Upon release, “Stayin’ Alive” climbed the charts to hit the number one spot on the Billboard Hot 100 the week of 4 February 1978, remaining there for four weeks. In the process, it became one of the band’s most recognisable tunes, in part because of its place at the beginning of Saturday Night Fever. In the US, it would become the second of six consecutive number-one singles, tying the record with the Beatles for most consecutive number ones in the US at the time (a record broken by Whitney Houston who achieved seven consecutive number-ones).

Baby Come Back (Player song)

“Baby Come Back” is a song recorded by the American rock band Player. It was released in late 1977 as the first single from their self-titled first studio album. The song was their biggest single, hitting number one on the Billboard Hot 100 and number 10 on the soul charts, in 1978. It was the breakthrough single for the band, gaining them mainstream success, and hit number one, knocking label-mates The Bee Gees’ “How Deep Is Your Love” from the top spot. Written by lead singer Peter Beckett and J.C. Crowley, the founders of Player, and sung by Beckett, it is listed 8th in the Top Ten Yacht Rock Songs Of All Time.

How Deep Is Your Love (Bee Gees song)

“How Deep Is Your Love” is a pop ballad written and recorded by the Bee Gees in 1977 and released as a single in September. It was ultimately used as part of the soundtrack to the film Saturday Night Fever. It was a number three hit in the United Kingdom and Australia. In the United States, it topped the Billboard Hot 100 on 24 December 1977 (becoming the first of six consecutive US number-one hits) and stayed in the Top 10 for a then-record 17 weeks. The single spent six weeks atop the US adult contemporary chart. It is listed at number 22 on the 55th anniversary edition of Billboard’s All Time Top 100.[1] Alongside “Stayin’ Alive” and “Night Fever”, it is one of the group’s three tracks on the list. The song was covered by Take That for their 1996 Greatest Hits album, reaching number-one on the UK Singles Chart for three weeks.[2]

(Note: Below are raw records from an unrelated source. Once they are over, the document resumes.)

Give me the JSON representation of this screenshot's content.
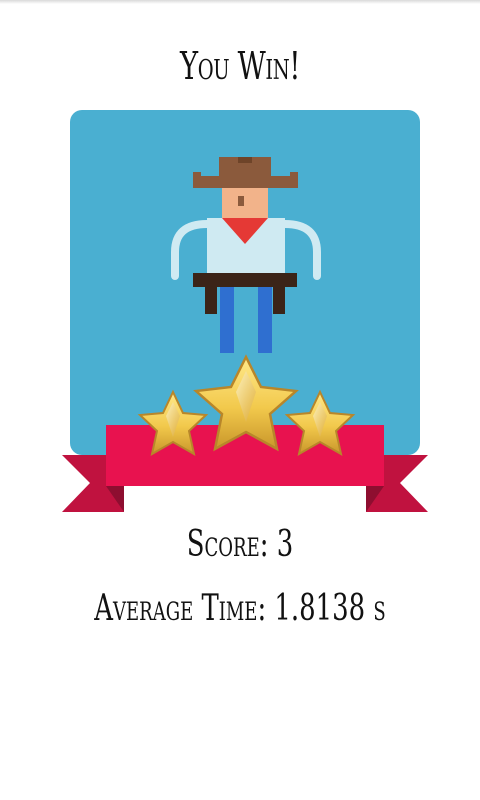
{
  "result": {
    "title": "You Win!",
    "score_label": "Score: 3",
    "average_time_label": "Average Time: 1.8138 s",
    "stars_earned": 3,
    "stars_total": 3
  },
  "colors": {
    "panel_bg": "#4AAFD1",
    "ribbon": "#E8124F",
    "ribbon_dark": "#C0123F",
    "star_gold": "#F2C94C",
    "hat": "#8B5A3C",
    "shirt": "#CFEAF2",
    "bandana": "#E53935",
    "pants": "#2F6FD0",
    "belt": "#3B2418"
  },
  "icons": {
    "character": "cowboy-character-icon",
    "star": "star-icon"
  }
}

“How Deep Is Your Love” ranked number 375 on Rolling Stone’s list of the 500 Greatest Songs of All Time. In a British TV special shown in December 2011, it was voted “The Nation’s Favourite Bee Gees Song” by ITV viewers.[3] The song set a record by accumulating 33 weeks in one chart run. It was originally intended for Yvonne Elliman, but she later recorded “If I Can’t Have You” instead.[4]
During the Bee Gees’ 2001 Billboard magazine interview, Barry reportedly said that “How Deep Is Your Love” was his favorite Bee Gees song.[5]

Besides being used in Saturday Night Fever, the song has also been featured in other films such as Donnie Brasco, Ready to Rumble, Forever Fever, Tongan Ninja, Anger Management, Adam’s Apples, Disco, and Sex and the City. It’s also used in television shows such as Get a Life, Ballykissangel, Marienhof, You Are The One, Two Faces, Nip/Truck, The Simpsons, and Parenthood.

Scroll To Top